What is Cellulitis and its causes?
Cellulitis is a common bacterial skin infection that affects the deeper layers of the skin. It is caused by bacteria entering the skin through a break in the skin, such as a cut or scrape. It can affect any area of the body, but most often appears on the legs, face, arms, and trunk.
Cellulitis is an infection of the skin that can be caused by a variety of bacteria, including streptococcus and staphylococcus aureus. It is characterized by red, swollen, and tender skin. The skin may also feel warm to the touch and may have a blistered or pus-filled appearance.
If you think you may have cellulitis, it is important to seek medical care immediately. Depending on the severity of the infection, treatment may include antibiotics, topical creams, and pain relievers. It is important to follow the advice of your healthcare provider and follow the treatment plan they provide.
Cellulitis can be a serious infection and can spread quickly if not treated. It is important to take the necessary steps to prevent it, and to seek medical care as soon as possible if you think you may have it. With proper treatment and care, cellulitis can be effectively managed.
Symptoms of Cellulitis
Common symptoms of cellulitis include:
• Redness and swelling of the affected area
• Warmth in the affected area
• Pain or tenderness in the affected area
• Blisters or abscesses
• Muscle aches
If you experience any of these symptoms, it’s important to seek medical attention immediately to prevent further complications. Treatment typically involves antibiotics and supportive care, such as wound care and elevation of the affected area. With prompt treatment, cellulitis can usually be resolved within a few weeks.
Treatments of Cellulitis
Treatment for cellulitis usually involves antibiotics, but there are other treatments available as well.
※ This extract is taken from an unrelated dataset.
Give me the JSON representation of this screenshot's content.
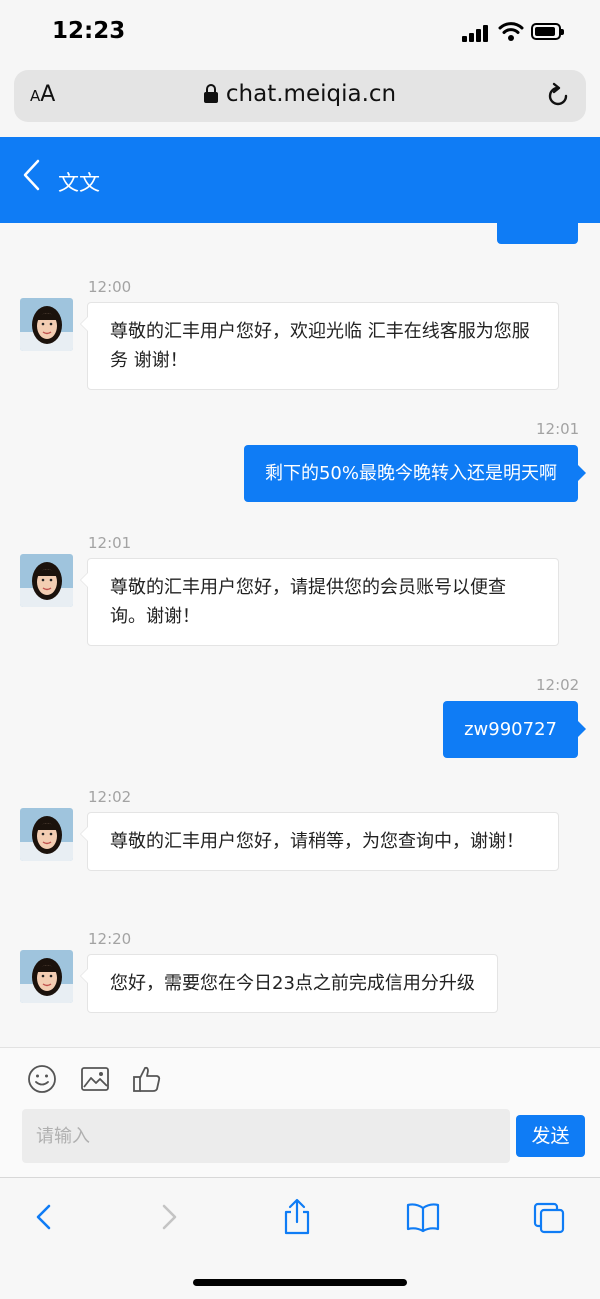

Antibiotics are the most common treatment for cellulitis. Depending on the severity of the infection, antibiotics may be taken orally or intravenously. Oral antibiotics may include penicillin, cephalosporins, macrolides, tetracyclines, and clindamycin. Intravenous antibiotics may include vancomycin, ceftazidime, and imipenem. Antibiotics help to reduce the severity and duration of the infection.
Topical treatments may be used in addition to antibiotics to help reduce the swelling and redness associated with cellulitis. These treatments may include wet compresses, salicylic acid ointment, or corticosteroid creams.
In some cases, surgery may be necessary to treat cellulitis. Surgery may involve draining abscesses, removing infected tissue, or performing skin grafts. Surgery is usually only considered in cases of severe infection or if other treatments have not been successful.
There are also several home remedies that may be used to help treat cellulitis. These remedies may include keeping the affected area clean and dry, applying a warm compress to the area, and using an over-the-counter topical antibiotic ointment.
It is important to note that home remedies should not be used as a substitute for medical treatment. If you suspect that you or someone else may have cellulitis, it is important to seek medical attention right away. Cellulitis can be a serious infection and can quickly become life-threatening if left untreated.